Democratic Rep. Sheila Jackson Lee, who like Republican Rep. Justin Amash and Schiff is an opponent to an open-ended AUMF, argued during a floor speech Wednesday that she would still support the legislation allowing the White House to arm moderate Syrian rebels. "I do not stand here to authorize the use of force … But I do believe the president has a strategy," she said, adding, "I do not believe we can stand and do nothing."

Amash had little sympathy for colleagues who may be leery of being tied to a new war so close to an election.

"Tough, it's time to grow up. You're in Congress. This is what Congress is for. It's to vote on things like this. That's why the founders gave us that authority," he said.

In a twist, the raw political calculations of not voting are hidden, in part, by the idea that Congress can't agree on anything.

"There's some skepticism that Congress is sufficiently functional to agree to a resolution," Schiff said, a sentiment echoed by House Republican leadership aides.

"How do we get 218 [votes]?" said one Republican aide, given the current political climate in D.C., while a second warned that even after election partisan divisions could make passing a new AUMF difficult. "If he gives amnesty to five million illegal immigrants after the election, it's going to be a lot harder," the aide warned.

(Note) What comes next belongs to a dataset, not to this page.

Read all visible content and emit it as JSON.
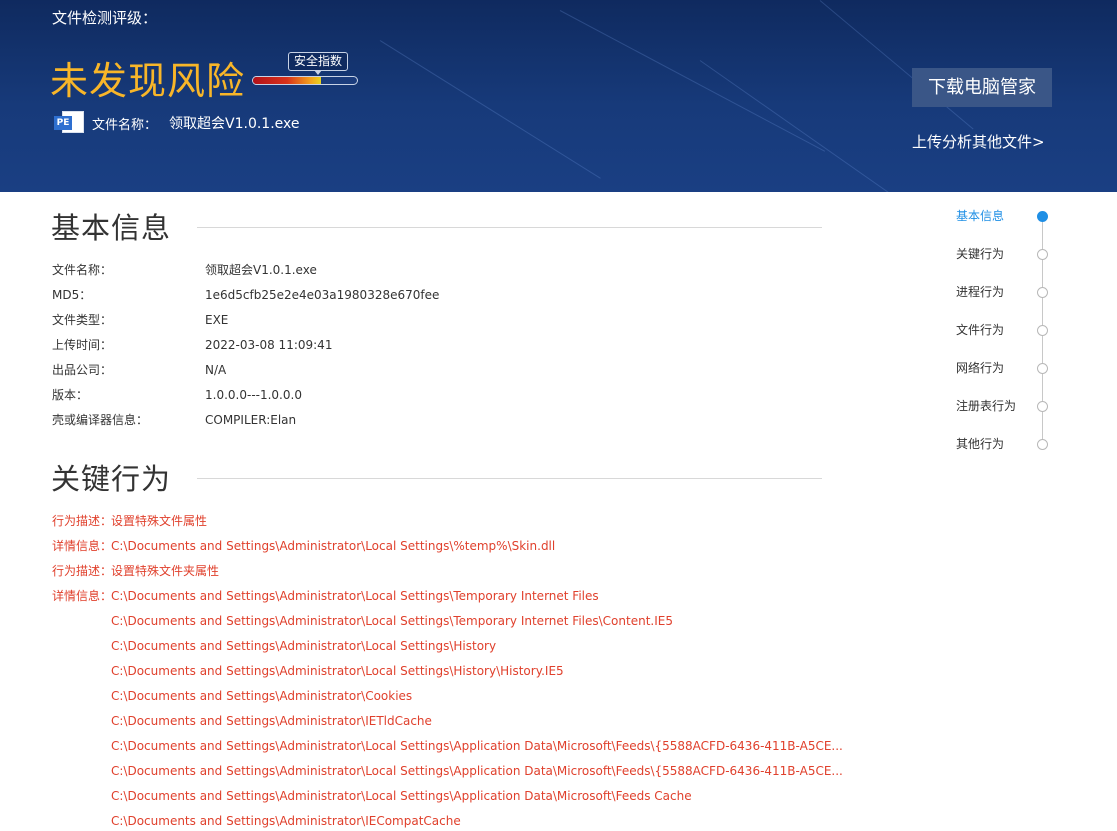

But for critics of the Obama administration's worldwide anti-terrorism activities, not having a debate is an abrogation of what Schiff called "the most essential responsibility we have."

"There should be debate on the floor about an authorization for use of military force. The president doesn't have the authority to conduct a war without congressional approval, and that's what he seems to want to do," Amash said, adding he worries what unintended consequences will arise from allowing Obama to begin a new war in the Middle East.

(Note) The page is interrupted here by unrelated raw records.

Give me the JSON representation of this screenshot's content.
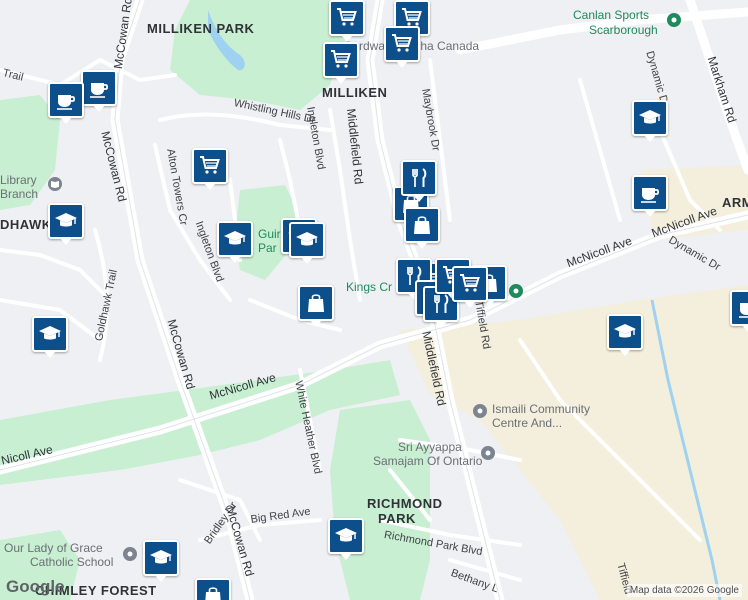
{
  "map": {
    "colors": {
      "background": "#eef0f3",
      "park": "#c9efd2",
      "industrial": "#f4eedc",
      "road": "#ffffff",
      "water": "#9fd2f0",
      "marker": "#0d4f8b"
    },
    "areas": [
      "MILLIKEN PARK",
      "MILLIKEN",
      "RICHMOND PARK",
      "CHIMLEY FOREST"
    ],
    "area_fragments": {
      "goldhawk": "DHAWK",
      "armadale": "ARM"
    },
    "roads": {
      "mccowan_north": "McCowan Rd",
      "mccowan_mid": "McCowan Rd",
      "mccowan_south": "McCowan Rd",
      "mcnicoll_west": "McNicoll Ave",
      "mcnicoll_east": "McNicoll Ave",
      "mcnicoll_far_east": "McNicoll Ave",
      "mcnicoll_south": "Nicoll Ave",
      "middlefield_north": "Middlefield Rd",
      "middlefield_south": "Middlefield Rd",
      "markham": "Markham Rd",
      "whistling_hills": "Whistling Hills Dr",
      "ingleton_blvd_n": "Ingleton Blvd",
      "ingleton_blvd_s": "Ingleton Blvd",
      "alton_towers": "Alton Towers Cr",
      "goldhawk_trail": "Goldhawk Trail",
      "maybrook": "Maybrook Dr",
      "dynamic_dr_n": "Dynamic Dr",
      "dynamic_dr_e": "Dynamic Dr",
      "tiffield": "Tiffield Rd",
      "tiffield_s": "Tiffield",
      "white_heather": "White Heather Blvd",
      "bridley": "Bridley Dr",
      "big_red": "Big Red Ave",
      "richmond_park_blvd": "Richmond Park Blvd",
      "bethany": "Bethany L",
      "trail_nw": "Trail"
    },
    "places": {
      "canlan": "Canlan Sports",
      "canlan_2": "Scarborough",
      "gurdwara": "Gurdwara Sabha Canada",
      "library_1": "Library",
      "library_2": "Branch",
      "kings": "Kings Cr",
      "ismaili_1": "Ismaili Community",
      "ismaili_2": "Centre And...",
      "ayyappa_1": "Sri Ayyappa",
      "ayyappa_2": "Samajam Of Ontario",
      "lady_grace_1": "Our Lady of Grace",
      "lady_grace_2": "Catholic School",
      "park_a": "Guirla",
      "park_b": "Par"
    },
    "markers": [
      {
        "name": "grocery",
        "icon": "cart-icon"
      },
      {
        "name": "grocery",
        "icon": "cart-icon"
      },
      {
        "name": "grocery",
        "icon": "cart-icon"
      },
      {
        "name": "grocery",
        "icon": "cart-icon"
      },
      {
        "name": "grocery",
        "icon": "cart-icon"
      },
      {
        "name": "grocery",
        "icon": "cart-icon"
      },
      {
        "name": "cafe",
        "icon": "coffee-icon"
      },
      {
        "name": "cafe",
        "icon": "coffee-icon"
      },
      {
        "name": "cafe",
        "icon": "coffee-icon"
      },
      {
        "name": "cafe",
        "icon": "coffee-icon"
      },
      {
        "name": "school",
        "icon": "school-icon"
      },
      {
        "name": "school",
        "icon": "school-icon"
      },
      {
        "name": "school",
        "icon": "school-icon"
      },
      {
        "name": "school",
        "icon": "school-icon"
      },
      {
        "name": "school",
        "icon": "school-icon"
      },
      {
        "name": "school",
        "icon": "school-icon"
      },
      {
        "name": "school",
        "icon": "school-icon"
      },
      {
        "name": "school",
        "icon": "school-icon"
      },
      {
        "name": "school",
        "icon": "school-icon"
      },
      {
        "name": "shopping",
        "icon": "bag-icon"
      },
      {
        "name": "shopping",
        "icon": "bag-icon"
      },
      {
        "name": "shopping",
        "icon": "bag-icon"
      },
      {
        "name": "shopping",
        "icon": "bag-icon"
      },
      {
        "name": "restaurant",
        "icon": "fork-knife-icon"
      },
      {
        "name": "restaurant",
        "icon": "fork-knife-icon"
      },
      {
        "name": "restaurant",
        "icon": "fork-knife-icon"
      },
      {
        "name": "restaurant",
        "icon": "fork-knife-icon"
      },
      {
        "name": "grocery",
        "icon": "cart-icon"
      },
      {
        "name": "grocery",
        "icon": "cart-icon"
      },
      {
        "name": "shopping",
        "icon": "bag-icon"
      }
    ],
    "attribution": "Map data ©2026 Google",
    "logo": "Google"
  }
}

"I think it's a terrible precedent. Certainly there's a lot of disagreement whether the Iraq war under President Bush was necessary or appropriate. But at that time, he received authorization from Congress, and if President Obama wants to conduct a war, he should receive authorization from Congress," he said.

But Schiff and Amash are decidedly in the minority of lawmakers in both chambers. Senate Armed Services Chairman Carl Levin, for instance, called the idea that a new AUMF is needed now a "theoretical" debate, and that while Congress needs to vote on "whether we are going to go after these bastards" now, lawmakers can ponder such theoretical questions later.

"The president says he has the authority … from my perspective it would be a good thing for congress to speak out on it. But this theoretical question about whether must Congress act, we are voting. So whether or not we must or not, we're voting. And the next question is if we want to have an AUMF, then Congress could proceed to vote on it up or down," the Michigan Democrat said, dryly noting that if Congress was truly concerned with the president's authority, lawmakers "can use the power of the purse to prevent it from happening."

"But Congress occasionally wants to have it both ways," he said.

A BuzzFeed News investigation, in partnership with the International Consortium of Investigative Journalists, based on thousands of documents the government didn't want you to see.